* [DATA SUPPLIED]
☆ ☆ ☆ ☆ ☆ ☆ ☆
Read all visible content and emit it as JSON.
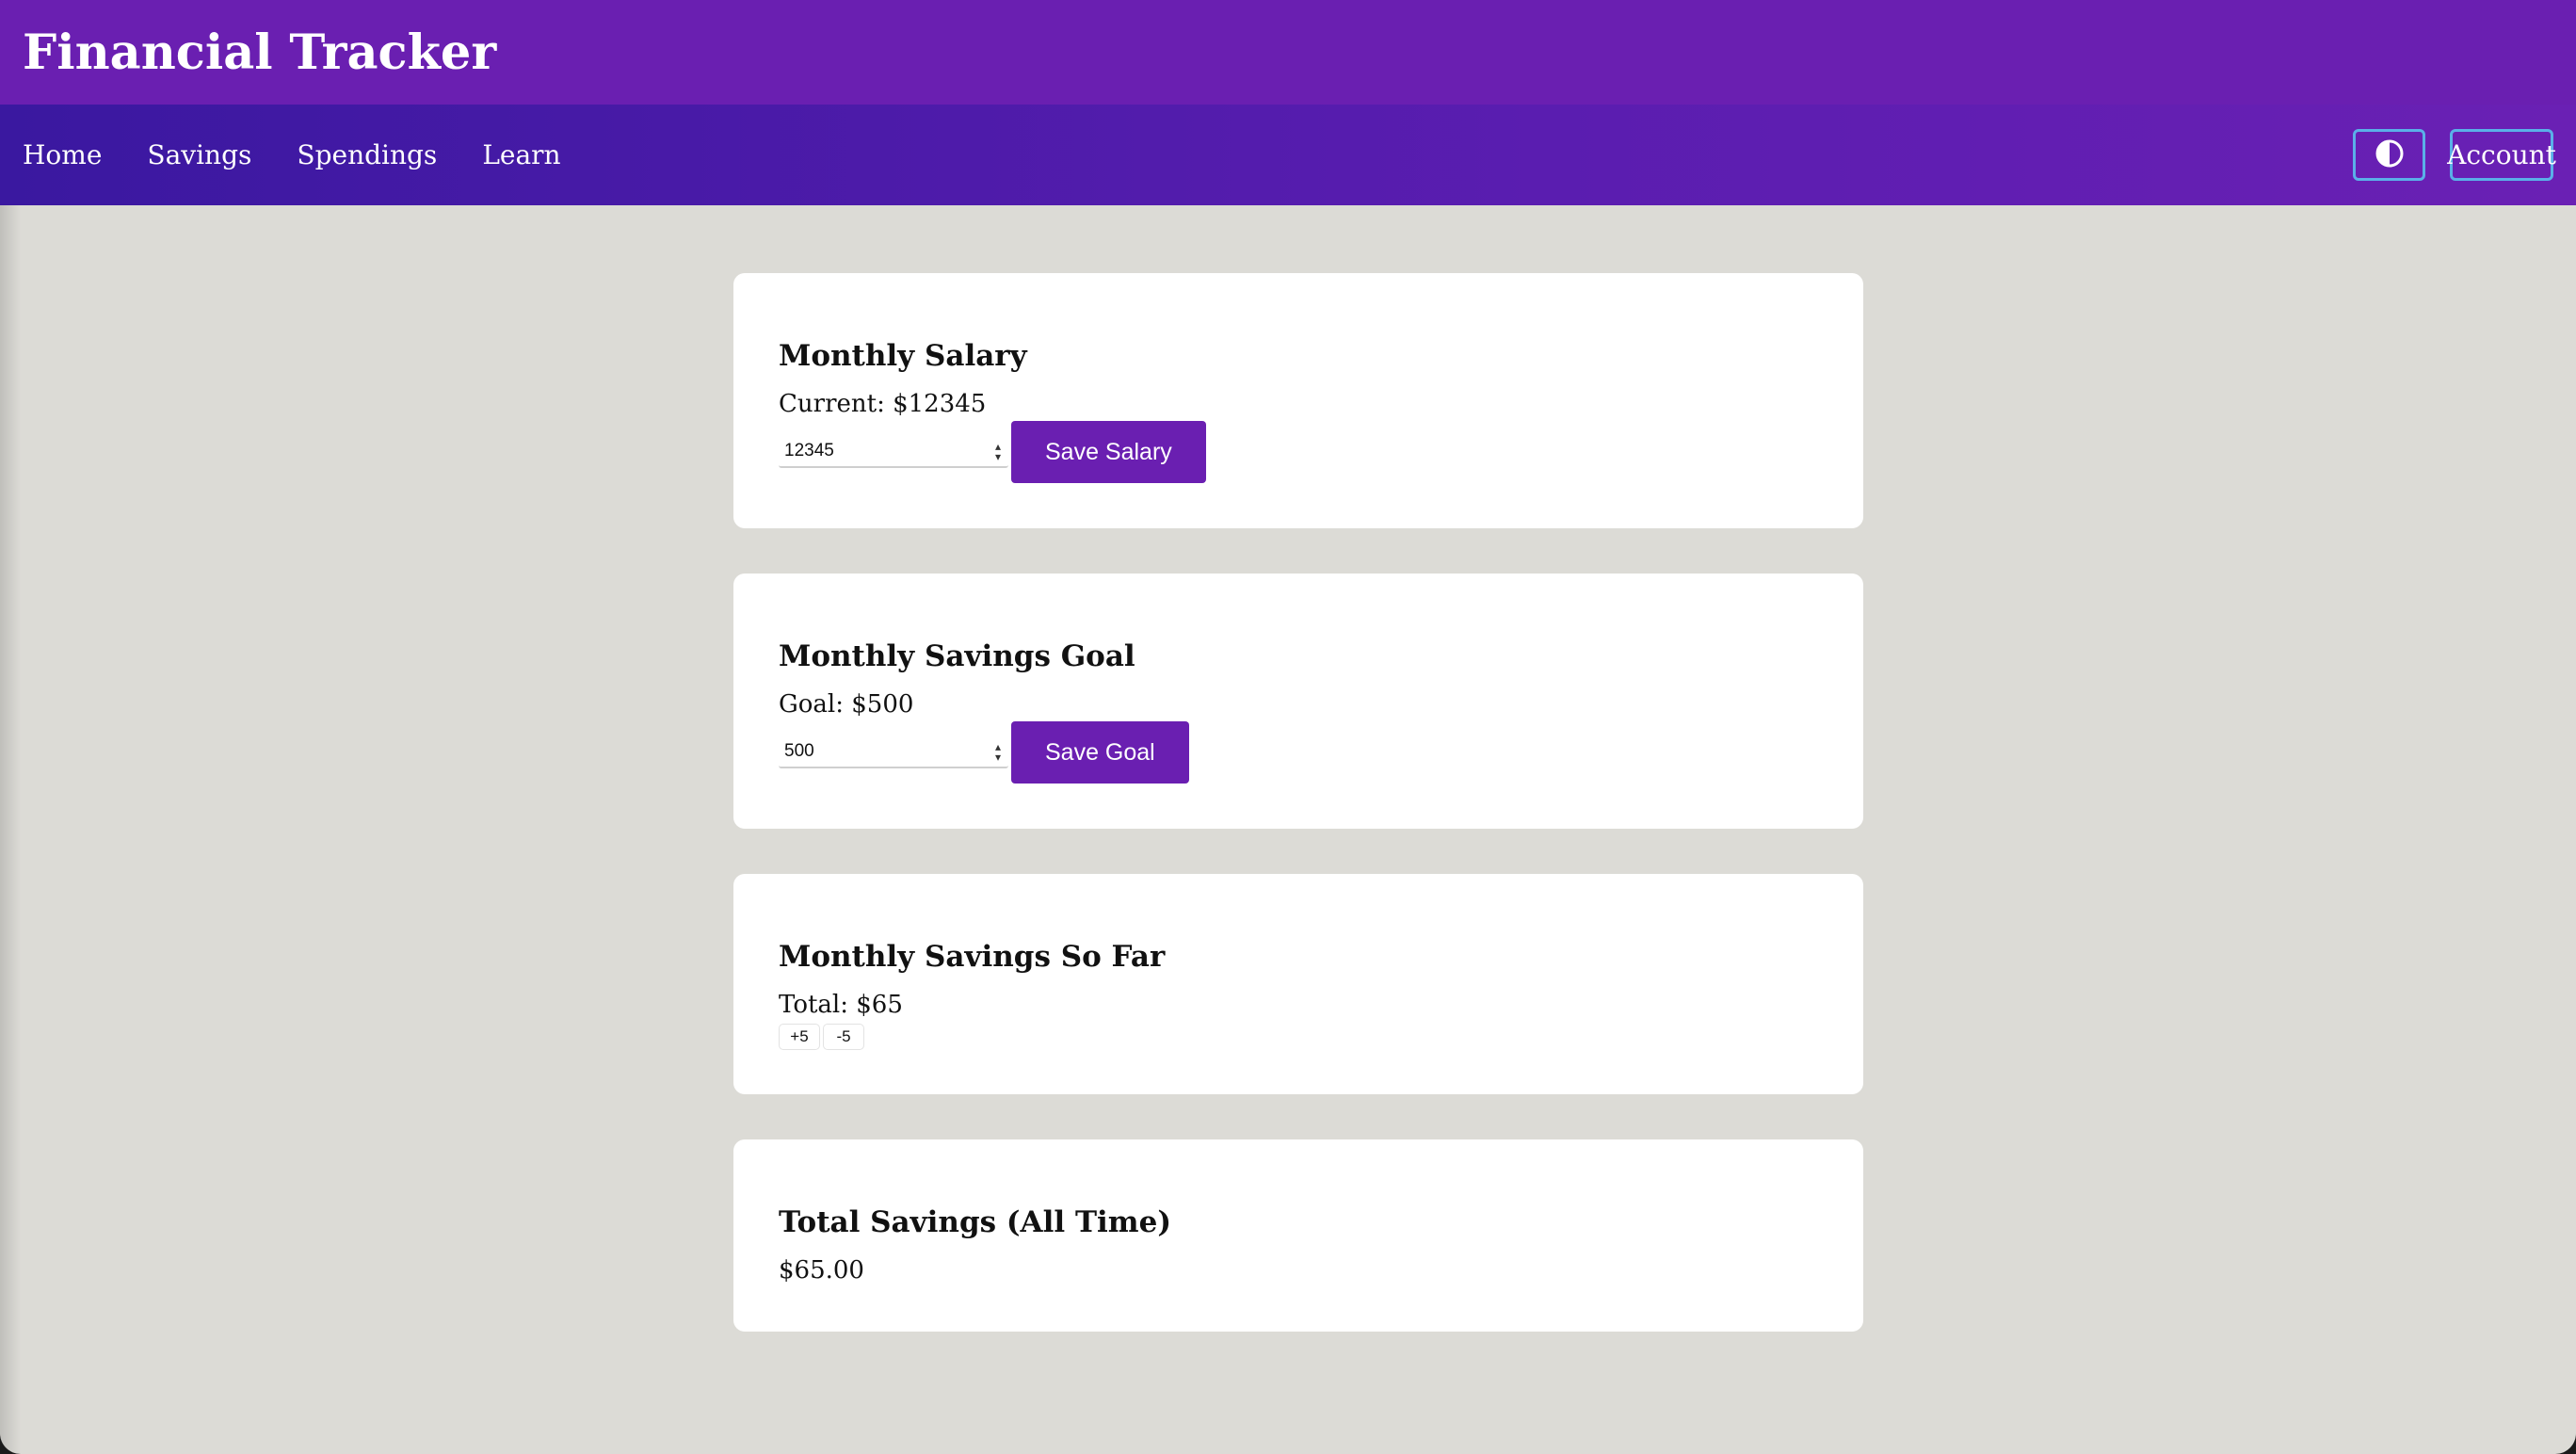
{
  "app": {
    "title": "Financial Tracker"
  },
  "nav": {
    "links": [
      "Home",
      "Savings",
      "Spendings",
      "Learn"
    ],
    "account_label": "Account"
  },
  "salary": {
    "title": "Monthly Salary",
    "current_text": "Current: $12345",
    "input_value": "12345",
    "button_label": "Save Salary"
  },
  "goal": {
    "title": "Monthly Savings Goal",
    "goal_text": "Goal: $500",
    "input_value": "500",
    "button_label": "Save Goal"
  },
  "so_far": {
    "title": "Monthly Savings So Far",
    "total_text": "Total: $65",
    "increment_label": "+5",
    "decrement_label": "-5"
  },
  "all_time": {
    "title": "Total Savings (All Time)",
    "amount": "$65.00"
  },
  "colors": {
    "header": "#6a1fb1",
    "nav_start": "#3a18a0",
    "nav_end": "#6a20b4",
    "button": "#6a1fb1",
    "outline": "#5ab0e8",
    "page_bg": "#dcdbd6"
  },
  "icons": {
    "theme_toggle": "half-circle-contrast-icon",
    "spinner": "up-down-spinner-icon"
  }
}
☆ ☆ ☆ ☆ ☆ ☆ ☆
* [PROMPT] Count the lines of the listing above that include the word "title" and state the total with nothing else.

* [RESULT BELOW] 5